THE PROBLEM:
Whenever a line in the entries below contains the string "value", copy that line.
[[ PROVIDED MATERIAL open ]]
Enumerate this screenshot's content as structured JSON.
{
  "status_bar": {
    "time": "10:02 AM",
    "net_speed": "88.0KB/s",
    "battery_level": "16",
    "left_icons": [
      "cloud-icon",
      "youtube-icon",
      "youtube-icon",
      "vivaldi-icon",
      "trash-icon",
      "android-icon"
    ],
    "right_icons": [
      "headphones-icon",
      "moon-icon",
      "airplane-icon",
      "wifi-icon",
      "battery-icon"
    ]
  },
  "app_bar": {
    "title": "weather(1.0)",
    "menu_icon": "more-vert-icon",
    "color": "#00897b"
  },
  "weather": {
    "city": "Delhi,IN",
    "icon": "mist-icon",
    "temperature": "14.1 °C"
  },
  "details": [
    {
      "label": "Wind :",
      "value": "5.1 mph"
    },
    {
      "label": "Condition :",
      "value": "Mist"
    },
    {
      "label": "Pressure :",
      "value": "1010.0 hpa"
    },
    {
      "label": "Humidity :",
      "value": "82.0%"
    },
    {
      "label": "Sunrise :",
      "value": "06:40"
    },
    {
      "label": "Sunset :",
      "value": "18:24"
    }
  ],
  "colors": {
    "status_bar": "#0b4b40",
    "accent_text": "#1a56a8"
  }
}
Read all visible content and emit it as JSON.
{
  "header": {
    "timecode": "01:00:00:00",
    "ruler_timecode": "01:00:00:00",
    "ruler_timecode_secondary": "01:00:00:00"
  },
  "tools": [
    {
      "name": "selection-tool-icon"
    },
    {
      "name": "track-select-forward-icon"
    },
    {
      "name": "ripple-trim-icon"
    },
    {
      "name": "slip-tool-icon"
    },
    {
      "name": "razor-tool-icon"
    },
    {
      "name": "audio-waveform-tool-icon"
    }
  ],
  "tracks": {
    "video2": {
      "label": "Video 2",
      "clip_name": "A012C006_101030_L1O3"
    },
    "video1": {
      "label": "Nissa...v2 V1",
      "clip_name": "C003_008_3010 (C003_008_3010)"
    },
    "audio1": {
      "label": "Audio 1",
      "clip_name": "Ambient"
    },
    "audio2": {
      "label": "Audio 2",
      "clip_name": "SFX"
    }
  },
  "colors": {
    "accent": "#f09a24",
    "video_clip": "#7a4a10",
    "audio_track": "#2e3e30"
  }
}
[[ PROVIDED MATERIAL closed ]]
RESPONSE TO THIS EXERCISE:
      "value": "5.1 mph"
      "value": "Mist"
      "value": "1010.0 hpa"
      "value": "82.0%"
      "value": "06:40"
      "value": "18:24"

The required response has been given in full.